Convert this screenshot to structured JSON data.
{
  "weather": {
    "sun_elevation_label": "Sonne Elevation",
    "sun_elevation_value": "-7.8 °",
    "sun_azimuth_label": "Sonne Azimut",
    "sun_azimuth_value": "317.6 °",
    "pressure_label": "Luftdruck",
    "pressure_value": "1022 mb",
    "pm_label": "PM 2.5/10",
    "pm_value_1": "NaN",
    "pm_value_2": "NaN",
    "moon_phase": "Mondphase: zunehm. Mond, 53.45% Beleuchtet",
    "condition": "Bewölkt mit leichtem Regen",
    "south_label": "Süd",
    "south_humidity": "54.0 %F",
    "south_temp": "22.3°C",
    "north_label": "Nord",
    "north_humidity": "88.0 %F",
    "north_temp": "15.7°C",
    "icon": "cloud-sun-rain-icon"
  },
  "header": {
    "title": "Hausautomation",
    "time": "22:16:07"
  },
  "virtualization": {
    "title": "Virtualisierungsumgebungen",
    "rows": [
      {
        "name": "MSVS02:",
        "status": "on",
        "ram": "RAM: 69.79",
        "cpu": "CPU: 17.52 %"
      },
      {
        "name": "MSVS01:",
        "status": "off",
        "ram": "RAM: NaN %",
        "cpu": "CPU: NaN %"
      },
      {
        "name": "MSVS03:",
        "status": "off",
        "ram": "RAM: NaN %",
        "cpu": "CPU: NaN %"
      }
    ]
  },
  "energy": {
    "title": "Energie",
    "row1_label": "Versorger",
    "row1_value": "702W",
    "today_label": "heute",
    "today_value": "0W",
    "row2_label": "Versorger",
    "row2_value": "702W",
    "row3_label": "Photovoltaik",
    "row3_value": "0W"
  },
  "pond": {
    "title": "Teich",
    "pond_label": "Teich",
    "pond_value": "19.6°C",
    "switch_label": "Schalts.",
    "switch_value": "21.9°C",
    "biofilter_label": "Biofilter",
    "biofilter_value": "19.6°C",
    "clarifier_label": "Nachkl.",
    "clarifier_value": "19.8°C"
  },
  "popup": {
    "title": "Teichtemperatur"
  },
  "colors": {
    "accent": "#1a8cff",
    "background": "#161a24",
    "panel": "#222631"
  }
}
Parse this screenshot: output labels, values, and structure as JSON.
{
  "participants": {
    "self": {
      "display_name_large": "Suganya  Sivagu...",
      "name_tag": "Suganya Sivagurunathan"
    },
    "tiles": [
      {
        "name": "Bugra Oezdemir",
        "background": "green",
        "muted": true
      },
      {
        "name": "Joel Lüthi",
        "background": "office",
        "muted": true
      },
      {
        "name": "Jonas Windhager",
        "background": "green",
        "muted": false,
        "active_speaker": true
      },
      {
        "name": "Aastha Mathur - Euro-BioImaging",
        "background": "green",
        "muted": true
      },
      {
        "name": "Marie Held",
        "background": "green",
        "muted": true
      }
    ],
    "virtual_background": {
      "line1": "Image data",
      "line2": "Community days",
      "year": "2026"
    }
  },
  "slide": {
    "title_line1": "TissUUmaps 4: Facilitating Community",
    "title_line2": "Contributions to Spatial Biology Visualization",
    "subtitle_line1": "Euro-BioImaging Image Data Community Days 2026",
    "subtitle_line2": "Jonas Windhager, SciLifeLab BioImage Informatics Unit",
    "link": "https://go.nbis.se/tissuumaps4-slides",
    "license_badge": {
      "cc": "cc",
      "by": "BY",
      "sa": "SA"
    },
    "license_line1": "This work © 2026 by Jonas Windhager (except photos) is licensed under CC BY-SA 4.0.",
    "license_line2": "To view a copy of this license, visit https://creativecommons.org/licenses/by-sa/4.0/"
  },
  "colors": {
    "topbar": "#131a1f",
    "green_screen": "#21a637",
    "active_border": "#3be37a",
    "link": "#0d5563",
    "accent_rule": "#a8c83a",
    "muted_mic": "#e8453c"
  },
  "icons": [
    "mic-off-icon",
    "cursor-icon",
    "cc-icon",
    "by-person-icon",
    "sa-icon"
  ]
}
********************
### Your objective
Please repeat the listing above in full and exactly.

### Answer to this exercise
Convert this screenshot to structured JSON data.
{
  "weather": {
    "sun_elevation_label": "Sonne Elevation",
    "sun_elevation_value": "-7.8 °",
    "sun_azimuth_label": "Sonne Azimut",
    "sun_azimuth_value": "317.6 °",
    "pressure_label": "Luftdruck",
    "pressure_value": "1022 mb",
    "pm_label": "PM 2.5/10",
    "pm_value_1": "NaN",
    "pm_value_2": "NaN",
    "moon_phase": "Mondphase: zunehm. Mond, 53.45% Beleuchtet",
    "condition": "Bewölkt mit leichtem Regen",
    "south_label": "Süd",
    "south_humidity": "54.0 %F",
    "south_temp": "22.3°C",
    "north_label": "Nord",
    "north_humidity": "88.0 %F",
    "north_temp": "15.7°C",
    "icon": "cloud-sun-rain-icon"
  },
  "header": {
    "title": "Hausautomation",
    "time": "22:16:07"
  },
  "virtualization": {
    "title": "Virtualisierungsumgebungen",
    "rows": [
      {
        "name": "MSVS02:",
        "status": "on",
        "ram": "RAM: 69.79",
        "cpu": "CPU: 17.52 %"
      },
      {
        "name": "MSVS01:",
        "status": "off",
        "ram": "RAM: NaN %",
        "cpu": "CPU: NaN %"
      },
      {
        "name": "MSVS03:",
        "status": "off",
        "ram": "RAM: NaN %",
        "cpu": "CPU: NaN %"
      }
    ]
  },
  "energy": {
    "title": "Energie",
    "row1_label": "Versorger",
    "row1_value": "702W",
    "today_label": "heute",
    "today_value": "0W",
    "row2_label": "Versorger",
    "row2_value": "702W",
    "row3_label": "Photovoltaik",
    "row3_value": "0W"
  },
  "pond": {
    "title": "Teich",
    "pond_label": "Teich",
    "pond_value": "19.6°C",
    "switch_label": "Schalts.",
    "switch_value": "21.9°C",
    "biofilter_label": "Biofilter",
    "biofilter_value": "19.6°C",
    "clarifier_label": "Nachkl.",
    "clarifier_value": "19.8°C"
  },
  "popup": {
    "title": "Teichtemperatur"
  },
  "colors": {
    "accent": "#1a8cff",
    "background": "#161a24",
    "panel": "#222631"
  }
}
Parse this screenshot: output labels, values, and structure as JSON.
{
  "participants": {
    "self": {
      "display_name_large": "Suganya  Sivagu...",
      "name_tag": "Suganya Sivagurunathan"
    },
    "tiles": [
      {
        "name": "Bugra Oezdemir",
        "background": "green",
        "muted": true
      },
      {
        "name": "Joel Lüthi",
        "background": "office",
        "muted": true
      },
      {
        "name": "Jonas Windhager",
        "background": "green",
        "muted": false,
        "active_speaker": true
      },
      {
        "name": "Aastha Mathur - Euro-BioImaging",
        "background": "green",
        "muted": true
      },
      {
        "name": "Marie Held",
        "background": "green",
        "muted": true
      }
    ],
    "virtual_background": {
      "line1": "Image data",
      "line2": "Community days",
      "year": "2026"
    }
  },
  "slide": {
    "title_line1": "TissUUmaps 4: Facilitating Community",
    "title_line2": "Contributions to Spatial Biology Visualization",
    "subtitle_line1": "Euro-BioImaging Image Data Community Days 2026",
    "subtitle_line2": "Jonas Windhager, SciLifeLab BioImage Informatics Unit",
    "link": "https://go.nbis.se/tissuumaps4-slides",
    "license_badge": {
      "cc": "cc",
      "by": "BY",
      "sa": "SA"
    },
    "license_line1": "This work © 2026 by Jonas Windhager (except photos) is licensed under CC BY-SA 4.0.",
    "license_line2": "To view a copy of this license, visit https://creativecommons.org/licenses/by-sa/4.0/"
  },
  "colors": {
    "topbar": "#131a1f",
    "green_screen": "#21a637",
    "active_border": "#3be37a",
    "link": "#0d5563",
    "accent_rule": "#a8c83a",
    "muted_mic": "#e8453c"
  },
  "icons": [
    "mic-off-icon",
    "cursor-icon",
    "cc-icon",
    "by-person-icon",
    "sa-icon"
  ]
}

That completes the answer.